The following recommendations were brought forward during the meeting: 1. Prepare and disseminate guidelines or standards for carrying out main safeguarding measures such as orthography development, dictionary and teaching manual design and for effective and equitable research-community cooperation;
2. Continue collecting and disseminating approved models of university studies programmes and curricula preparing students for community-based language documentation;
3. Continue collecting and sharing good practices in safeguarding endangered languages, for instance through submission to the UNESCO Register of Good Practices in Language Preservation;
4. Extend the UNESCO/ACALAN Data base on university departments and national research institutions to take stock also of other initiatives and actors in the field of safeguarding endangered languages (community-based, carried out by NGOs, etc.);
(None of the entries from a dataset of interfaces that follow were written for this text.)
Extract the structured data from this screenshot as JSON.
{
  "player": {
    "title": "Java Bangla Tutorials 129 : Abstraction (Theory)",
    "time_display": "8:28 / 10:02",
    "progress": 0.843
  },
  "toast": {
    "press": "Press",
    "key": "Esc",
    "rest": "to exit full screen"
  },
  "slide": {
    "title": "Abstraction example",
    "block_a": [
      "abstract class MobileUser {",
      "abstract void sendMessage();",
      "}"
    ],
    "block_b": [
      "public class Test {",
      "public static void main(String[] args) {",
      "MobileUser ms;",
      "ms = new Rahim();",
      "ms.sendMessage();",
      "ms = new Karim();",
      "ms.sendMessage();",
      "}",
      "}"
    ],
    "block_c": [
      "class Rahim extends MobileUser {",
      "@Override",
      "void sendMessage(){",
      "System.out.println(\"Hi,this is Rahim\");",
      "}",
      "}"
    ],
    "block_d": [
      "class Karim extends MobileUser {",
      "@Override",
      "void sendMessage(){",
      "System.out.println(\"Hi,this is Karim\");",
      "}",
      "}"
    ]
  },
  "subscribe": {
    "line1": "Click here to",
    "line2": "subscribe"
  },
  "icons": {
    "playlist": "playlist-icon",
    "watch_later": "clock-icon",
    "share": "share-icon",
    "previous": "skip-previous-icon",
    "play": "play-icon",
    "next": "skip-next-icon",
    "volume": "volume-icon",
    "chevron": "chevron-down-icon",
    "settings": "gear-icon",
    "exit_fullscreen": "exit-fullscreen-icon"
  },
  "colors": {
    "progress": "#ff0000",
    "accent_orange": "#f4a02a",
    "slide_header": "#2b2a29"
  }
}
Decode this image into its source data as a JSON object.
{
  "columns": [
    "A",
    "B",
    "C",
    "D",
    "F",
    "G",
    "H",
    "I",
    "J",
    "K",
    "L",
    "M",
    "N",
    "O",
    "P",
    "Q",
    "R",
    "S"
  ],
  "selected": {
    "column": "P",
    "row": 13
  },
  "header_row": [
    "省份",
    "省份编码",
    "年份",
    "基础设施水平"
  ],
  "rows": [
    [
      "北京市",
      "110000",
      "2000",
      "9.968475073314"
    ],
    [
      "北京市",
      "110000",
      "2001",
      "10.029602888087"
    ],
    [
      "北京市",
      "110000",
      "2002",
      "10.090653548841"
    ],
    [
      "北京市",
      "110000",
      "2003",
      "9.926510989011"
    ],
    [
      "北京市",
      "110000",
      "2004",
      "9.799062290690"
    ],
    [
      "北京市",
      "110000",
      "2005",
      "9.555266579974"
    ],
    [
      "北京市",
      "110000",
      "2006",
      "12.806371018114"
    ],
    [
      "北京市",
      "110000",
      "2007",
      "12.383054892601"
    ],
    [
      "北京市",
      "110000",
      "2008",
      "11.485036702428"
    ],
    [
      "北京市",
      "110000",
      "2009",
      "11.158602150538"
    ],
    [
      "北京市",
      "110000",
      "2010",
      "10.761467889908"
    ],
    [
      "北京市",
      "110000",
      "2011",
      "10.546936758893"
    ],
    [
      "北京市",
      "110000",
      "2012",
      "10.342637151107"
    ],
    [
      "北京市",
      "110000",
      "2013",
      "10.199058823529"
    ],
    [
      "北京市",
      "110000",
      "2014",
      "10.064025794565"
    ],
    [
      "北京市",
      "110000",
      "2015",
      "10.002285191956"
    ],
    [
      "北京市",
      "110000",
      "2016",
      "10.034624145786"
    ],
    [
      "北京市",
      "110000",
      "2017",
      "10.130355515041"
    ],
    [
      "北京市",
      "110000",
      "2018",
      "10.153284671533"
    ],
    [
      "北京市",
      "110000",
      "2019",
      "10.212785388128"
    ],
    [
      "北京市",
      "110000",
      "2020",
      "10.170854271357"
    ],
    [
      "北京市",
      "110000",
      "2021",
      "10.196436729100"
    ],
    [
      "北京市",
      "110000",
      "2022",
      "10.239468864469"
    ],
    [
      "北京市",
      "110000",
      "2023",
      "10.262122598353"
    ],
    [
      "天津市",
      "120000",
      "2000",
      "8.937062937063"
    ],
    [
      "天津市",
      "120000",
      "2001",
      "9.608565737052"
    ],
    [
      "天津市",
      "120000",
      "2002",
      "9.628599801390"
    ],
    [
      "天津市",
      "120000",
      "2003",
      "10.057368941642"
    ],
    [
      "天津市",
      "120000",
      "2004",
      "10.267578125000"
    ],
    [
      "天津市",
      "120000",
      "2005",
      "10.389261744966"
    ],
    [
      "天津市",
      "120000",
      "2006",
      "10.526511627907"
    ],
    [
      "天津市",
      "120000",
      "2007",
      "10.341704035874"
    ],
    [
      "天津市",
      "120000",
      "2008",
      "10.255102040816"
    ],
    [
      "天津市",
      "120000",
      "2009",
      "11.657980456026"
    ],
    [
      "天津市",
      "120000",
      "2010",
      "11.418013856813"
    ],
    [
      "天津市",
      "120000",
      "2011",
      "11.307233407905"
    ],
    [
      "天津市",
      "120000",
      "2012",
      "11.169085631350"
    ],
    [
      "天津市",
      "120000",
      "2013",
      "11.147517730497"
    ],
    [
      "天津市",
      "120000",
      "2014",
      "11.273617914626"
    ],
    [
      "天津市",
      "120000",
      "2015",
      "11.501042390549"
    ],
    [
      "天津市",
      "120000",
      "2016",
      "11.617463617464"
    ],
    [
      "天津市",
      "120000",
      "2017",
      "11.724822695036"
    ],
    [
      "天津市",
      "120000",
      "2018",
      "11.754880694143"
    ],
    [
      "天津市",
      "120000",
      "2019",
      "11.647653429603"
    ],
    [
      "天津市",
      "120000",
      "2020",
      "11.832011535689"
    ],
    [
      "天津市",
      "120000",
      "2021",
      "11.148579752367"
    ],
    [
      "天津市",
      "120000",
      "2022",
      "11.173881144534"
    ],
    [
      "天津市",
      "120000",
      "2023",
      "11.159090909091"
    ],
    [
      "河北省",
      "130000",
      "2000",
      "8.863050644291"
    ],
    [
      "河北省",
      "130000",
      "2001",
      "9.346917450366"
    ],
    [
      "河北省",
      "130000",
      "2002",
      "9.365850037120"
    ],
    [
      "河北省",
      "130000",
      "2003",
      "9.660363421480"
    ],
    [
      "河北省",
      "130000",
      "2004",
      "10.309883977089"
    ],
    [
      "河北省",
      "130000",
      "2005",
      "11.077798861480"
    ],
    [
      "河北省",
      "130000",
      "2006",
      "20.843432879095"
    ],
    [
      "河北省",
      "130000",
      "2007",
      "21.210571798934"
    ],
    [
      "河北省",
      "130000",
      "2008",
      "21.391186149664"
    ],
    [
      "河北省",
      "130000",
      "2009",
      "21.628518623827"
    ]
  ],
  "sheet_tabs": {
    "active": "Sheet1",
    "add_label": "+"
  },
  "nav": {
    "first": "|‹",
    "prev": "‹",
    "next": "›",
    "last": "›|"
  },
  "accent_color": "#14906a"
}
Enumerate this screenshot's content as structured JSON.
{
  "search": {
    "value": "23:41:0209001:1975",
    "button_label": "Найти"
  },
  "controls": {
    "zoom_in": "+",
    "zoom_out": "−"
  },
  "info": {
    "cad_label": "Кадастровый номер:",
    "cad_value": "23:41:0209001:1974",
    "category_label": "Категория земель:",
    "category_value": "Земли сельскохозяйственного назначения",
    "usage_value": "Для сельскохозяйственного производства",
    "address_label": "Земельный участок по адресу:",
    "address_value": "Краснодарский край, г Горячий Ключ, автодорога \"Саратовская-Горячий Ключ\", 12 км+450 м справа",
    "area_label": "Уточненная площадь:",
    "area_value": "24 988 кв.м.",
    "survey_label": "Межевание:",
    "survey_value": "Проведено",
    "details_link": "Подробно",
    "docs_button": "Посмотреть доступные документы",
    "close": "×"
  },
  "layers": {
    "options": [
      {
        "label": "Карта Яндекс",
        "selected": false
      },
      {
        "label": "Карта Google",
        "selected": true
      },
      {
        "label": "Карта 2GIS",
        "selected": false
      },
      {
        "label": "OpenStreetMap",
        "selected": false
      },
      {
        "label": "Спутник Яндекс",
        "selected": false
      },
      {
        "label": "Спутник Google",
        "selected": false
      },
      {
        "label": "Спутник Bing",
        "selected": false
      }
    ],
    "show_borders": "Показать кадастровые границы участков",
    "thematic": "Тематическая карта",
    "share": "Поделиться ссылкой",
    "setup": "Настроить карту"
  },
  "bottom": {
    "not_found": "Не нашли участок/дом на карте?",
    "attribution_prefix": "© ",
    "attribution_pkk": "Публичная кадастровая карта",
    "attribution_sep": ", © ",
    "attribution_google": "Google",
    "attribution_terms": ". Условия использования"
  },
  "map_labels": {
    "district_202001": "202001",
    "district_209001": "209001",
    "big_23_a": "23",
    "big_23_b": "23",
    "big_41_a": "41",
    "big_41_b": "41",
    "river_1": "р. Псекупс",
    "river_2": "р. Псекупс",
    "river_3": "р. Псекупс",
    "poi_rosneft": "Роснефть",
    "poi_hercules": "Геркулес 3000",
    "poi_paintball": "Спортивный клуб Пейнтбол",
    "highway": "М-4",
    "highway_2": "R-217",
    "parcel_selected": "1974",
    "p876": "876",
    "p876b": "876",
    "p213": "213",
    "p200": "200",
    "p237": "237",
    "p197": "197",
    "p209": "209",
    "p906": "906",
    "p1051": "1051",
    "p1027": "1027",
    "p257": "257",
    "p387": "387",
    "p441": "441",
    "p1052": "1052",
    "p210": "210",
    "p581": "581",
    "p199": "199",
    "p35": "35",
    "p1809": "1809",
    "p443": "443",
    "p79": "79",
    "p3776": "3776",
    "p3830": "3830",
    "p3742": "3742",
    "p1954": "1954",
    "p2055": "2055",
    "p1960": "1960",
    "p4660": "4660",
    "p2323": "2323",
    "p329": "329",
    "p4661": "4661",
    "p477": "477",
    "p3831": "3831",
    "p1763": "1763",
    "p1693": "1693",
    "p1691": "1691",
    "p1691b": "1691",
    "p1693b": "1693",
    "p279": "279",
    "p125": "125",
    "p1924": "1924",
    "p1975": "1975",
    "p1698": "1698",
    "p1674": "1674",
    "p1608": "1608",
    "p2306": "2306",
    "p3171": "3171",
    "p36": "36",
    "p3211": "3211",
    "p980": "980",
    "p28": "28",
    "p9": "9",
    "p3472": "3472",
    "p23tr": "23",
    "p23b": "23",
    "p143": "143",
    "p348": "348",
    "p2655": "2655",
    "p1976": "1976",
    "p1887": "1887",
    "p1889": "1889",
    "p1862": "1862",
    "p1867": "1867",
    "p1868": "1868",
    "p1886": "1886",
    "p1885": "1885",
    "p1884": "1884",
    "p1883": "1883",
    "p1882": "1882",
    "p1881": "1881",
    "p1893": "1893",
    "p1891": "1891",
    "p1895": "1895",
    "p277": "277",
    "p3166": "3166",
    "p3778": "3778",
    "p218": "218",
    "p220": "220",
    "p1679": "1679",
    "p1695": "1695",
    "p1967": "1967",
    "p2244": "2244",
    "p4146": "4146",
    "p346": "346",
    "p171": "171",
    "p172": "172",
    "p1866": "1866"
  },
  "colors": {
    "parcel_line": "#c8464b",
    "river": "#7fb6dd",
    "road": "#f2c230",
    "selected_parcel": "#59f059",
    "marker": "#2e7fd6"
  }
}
5. Sustain the newly established network of African experts and institutions through setting up an email list for disseminating information, extending it to African universities other than those who took part in the meeting;
6. Continue advocacy initiatives among governments, universities and speaker communities to raise awareness of the importance of safeguarding African languages. The experts agreed to send a resolution to universities in Africa (through the Association of African Universities) calling on them to adapt their research and teaching curricula to the new challenges, to engage actively in the documentation and safeguarding of African languages and to encourage students to choose African languages both as a subject of investigation and for writing academic papers. A recommendation is also to be sent to the African Union governments to provide the political and legal framework for the use of African languages in all domains and levels of life in the countries concerned;
7. Use summer schools as a means of providing extra training for students, professional linguists and community members in planning language safeguarding activities and in the techniques, principles and methods of language documentation. Funds should be sought from various sources. An application to the HRLP is currently being prepared for a summer school in 2008 for the West African region in conjunction with the West African Languages Society and its Congress;
8. Link language safeguarding projects to the safeguarding of African cultures and traditional knowledge. The experts suggested that one way of safeguarding such knowledge would be through projects based in the communities and undertaken by the community members with the help of experts. UNESCO was invited to help seeking funds for continent-wide community-based lexicography and thesaurus work.
It was highlighted that an appropriate facilitator for these initiatives would be ACALAN, the African Academy of Languages. As this newly launched pan-African institution is still in the process of establishing its organisational structure and secretariat, UNESCO was asked to try to assist the network in the mean time in collecting and disseminating information.
Annex 1 Meeting agenda UNESCO meeting “Identifying good practices for safeguarding African languages”